Experts advise taking safe course in wake of Omicron variant
The government should also bring down the gap between the two doses of Covishield vaccine to 12 weeks, an expert said
India must increase the speed of vaccinating its population, roll out booster doses, especially for the immune-compromised, start vaccines for children and ensure that hospitals have enough capacity in wake of the anticipated infections with the Omicron variant, virologist Dr Sahid Jameel said on Friday. He advised people to get vaccinated, mask properly and avoid being in crowded spaces to prevent the risk of infection.
“The government should also bring down the gap between the two doses of Covishield vaccine to 12 weeks. This will not compromise the efficacy of the vaccine,” said Dr Jameel at a webinar organised by Ashoka University, Delhi, to discuss the new Omicron variant. “We no longer have any paucity of vaccine doses, so let’s reduce this gap,” he said.
Dr Jameel is a director of the Trivedi School of Biosciences at Ashoka University. He is also the former head of the advisory group to the Indian SARS-COV-2 Genomics Consortium (INSACOG).
India currently mandates a time gap of 12 to 16 weeks between two doses of Covishield developed by Astra-Zeneca and Oxford University. When the nationwide vaccination drive began in January, the government had mandated a four-to-six-week gap for the vaccine. In March, it was extended to six to eight weeks as evidence suggested better protection within this time interval. The Centre further extended the time gap to 12 to 16 weeks in May.
“It’s 12 to 16 weeks but most people are getting appointments only after 16 weeks.

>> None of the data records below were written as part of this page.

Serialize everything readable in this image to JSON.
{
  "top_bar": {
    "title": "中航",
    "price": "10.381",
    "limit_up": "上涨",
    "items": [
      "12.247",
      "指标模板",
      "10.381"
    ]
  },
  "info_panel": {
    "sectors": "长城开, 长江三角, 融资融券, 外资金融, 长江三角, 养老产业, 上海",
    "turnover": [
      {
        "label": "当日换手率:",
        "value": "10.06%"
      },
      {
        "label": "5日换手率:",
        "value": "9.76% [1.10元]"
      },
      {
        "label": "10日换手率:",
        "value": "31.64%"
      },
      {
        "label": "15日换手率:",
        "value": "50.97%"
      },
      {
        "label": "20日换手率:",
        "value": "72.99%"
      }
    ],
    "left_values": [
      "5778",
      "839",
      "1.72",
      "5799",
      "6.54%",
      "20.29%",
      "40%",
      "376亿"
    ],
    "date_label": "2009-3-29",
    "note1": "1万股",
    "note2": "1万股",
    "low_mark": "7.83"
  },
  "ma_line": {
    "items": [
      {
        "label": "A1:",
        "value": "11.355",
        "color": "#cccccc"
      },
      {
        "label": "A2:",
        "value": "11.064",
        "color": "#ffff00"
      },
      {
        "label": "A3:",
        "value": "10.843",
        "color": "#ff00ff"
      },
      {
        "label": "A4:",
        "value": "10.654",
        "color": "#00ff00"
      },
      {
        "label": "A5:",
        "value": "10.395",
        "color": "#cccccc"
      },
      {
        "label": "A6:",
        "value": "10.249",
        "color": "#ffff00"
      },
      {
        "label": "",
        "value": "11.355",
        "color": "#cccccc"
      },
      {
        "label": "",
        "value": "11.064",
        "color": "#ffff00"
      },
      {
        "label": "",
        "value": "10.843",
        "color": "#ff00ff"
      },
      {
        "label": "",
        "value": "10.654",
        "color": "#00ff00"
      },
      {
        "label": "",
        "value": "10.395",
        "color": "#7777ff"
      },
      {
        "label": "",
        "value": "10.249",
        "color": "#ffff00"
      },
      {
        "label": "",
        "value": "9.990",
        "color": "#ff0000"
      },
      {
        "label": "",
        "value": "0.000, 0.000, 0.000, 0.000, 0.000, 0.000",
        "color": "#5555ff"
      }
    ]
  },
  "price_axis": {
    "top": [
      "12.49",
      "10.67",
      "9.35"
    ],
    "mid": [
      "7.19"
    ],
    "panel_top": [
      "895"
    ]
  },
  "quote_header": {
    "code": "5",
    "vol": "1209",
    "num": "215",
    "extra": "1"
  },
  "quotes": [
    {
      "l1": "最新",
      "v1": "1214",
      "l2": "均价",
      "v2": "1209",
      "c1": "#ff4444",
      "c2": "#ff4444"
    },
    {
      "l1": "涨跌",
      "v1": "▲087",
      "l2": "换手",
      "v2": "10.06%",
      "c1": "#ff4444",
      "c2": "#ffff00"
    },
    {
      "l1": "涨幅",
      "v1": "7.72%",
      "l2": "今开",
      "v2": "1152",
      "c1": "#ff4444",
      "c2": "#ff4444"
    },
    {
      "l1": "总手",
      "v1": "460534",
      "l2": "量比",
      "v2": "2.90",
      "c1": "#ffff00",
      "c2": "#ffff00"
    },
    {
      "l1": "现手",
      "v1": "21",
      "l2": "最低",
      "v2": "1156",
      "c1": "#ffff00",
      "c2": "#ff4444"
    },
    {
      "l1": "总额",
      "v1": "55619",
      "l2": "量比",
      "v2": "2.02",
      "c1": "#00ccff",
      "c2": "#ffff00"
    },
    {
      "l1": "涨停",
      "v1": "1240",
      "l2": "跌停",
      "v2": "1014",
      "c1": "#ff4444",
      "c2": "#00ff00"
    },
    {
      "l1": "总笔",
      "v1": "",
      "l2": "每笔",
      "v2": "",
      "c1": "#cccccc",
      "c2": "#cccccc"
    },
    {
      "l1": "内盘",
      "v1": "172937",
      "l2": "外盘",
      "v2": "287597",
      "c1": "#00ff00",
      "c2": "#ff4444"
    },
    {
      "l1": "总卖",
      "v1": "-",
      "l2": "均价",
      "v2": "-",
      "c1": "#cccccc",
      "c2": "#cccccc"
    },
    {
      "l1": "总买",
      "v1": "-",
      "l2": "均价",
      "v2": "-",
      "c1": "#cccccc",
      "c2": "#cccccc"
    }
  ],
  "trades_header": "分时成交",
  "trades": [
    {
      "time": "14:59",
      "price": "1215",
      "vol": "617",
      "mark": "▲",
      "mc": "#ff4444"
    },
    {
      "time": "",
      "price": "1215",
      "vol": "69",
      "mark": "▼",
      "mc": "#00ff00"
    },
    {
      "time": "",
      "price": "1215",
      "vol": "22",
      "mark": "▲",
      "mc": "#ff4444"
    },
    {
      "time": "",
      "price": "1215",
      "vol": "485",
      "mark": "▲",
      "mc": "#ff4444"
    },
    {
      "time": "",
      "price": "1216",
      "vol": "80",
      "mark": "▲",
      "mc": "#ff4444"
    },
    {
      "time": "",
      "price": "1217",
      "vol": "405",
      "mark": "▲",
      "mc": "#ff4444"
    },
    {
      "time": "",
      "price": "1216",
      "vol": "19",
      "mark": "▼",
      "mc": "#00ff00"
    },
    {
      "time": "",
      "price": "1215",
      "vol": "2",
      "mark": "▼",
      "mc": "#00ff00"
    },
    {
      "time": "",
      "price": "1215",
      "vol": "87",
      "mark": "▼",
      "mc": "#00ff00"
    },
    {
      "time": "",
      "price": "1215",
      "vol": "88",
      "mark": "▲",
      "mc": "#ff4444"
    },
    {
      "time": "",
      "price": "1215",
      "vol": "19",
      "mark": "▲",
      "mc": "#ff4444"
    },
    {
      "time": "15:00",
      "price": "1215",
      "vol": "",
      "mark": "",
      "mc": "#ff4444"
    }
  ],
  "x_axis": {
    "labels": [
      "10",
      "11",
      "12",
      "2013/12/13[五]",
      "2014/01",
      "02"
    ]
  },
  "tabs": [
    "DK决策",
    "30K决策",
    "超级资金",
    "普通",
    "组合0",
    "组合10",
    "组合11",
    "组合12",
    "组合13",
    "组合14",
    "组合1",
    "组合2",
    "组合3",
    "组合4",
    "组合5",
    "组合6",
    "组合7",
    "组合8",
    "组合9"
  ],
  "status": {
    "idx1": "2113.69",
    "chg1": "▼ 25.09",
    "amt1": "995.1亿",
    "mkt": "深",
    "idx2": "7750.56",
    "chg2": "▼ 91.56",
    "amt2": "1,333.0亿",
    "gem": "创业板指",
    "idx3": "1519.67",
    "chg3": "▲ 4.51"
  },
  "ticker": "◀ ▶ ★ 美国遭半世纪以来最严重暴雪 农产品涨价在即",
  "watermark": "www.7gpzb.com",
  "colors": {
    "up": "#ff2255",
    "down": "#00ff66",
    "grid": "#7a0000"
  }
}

It should be made 12 weeks,” said Dr Jameel emphasising the need to prep health systems to face the anticipated surge in cases. He said that some early results have shown that vaccinated people drop their ability to neutralise the omicron variant by about 40 times.
“Unpublished reports from South Africa on Astra Zeneca vaccine, similar to India’s Covishield, also show a 40% drop in neutralising titers. I expect the same to happen in India, which essentially means that a lot more Indians are going to get re-infections. But then, they will not get a severe disease,” he said adding, “Looking at that scenario, we must create hospital capacity in advance. If a very large number of people get re-infections, then some of them will show up in hospitals. This should be a caution to various state health departments to be ready.”
According to Dr Jameel, India must start drafting the details on the booster policy, who will get the boosters first, which boosters should be given, the time limit among other things. “There is no need to shut down schools or implement lockdowns,” he said.
Gautam Menon, a professor of physics and biology at Ashoka University who also spoke at the webinar said that the Omicron variant is worrisome going by the hypothesis over its origin and the early data on its transmissibility and infectious nature. “We will see some impact in the months to come, but it’s hard to say what that impact will be. We should be careful, we should do surveillance, we should do genome sequencing and we should be watchful for cases in the coming days,” he said.
Overall, the Omicron variant has been detected in 32 cases in the country, In India, seven cases have been detected in Maharashtra and two in Gujarat on Friday. The tally across states stands at 17 in Maharashtra, nine in Rajasthan, three in Gujarat, two in Karnataka, and one in Delhi. The Omicron variant, first reported in southern African countries last month, is thought to be at least four times as transmissible as the Delta variant, according to preliminary studies.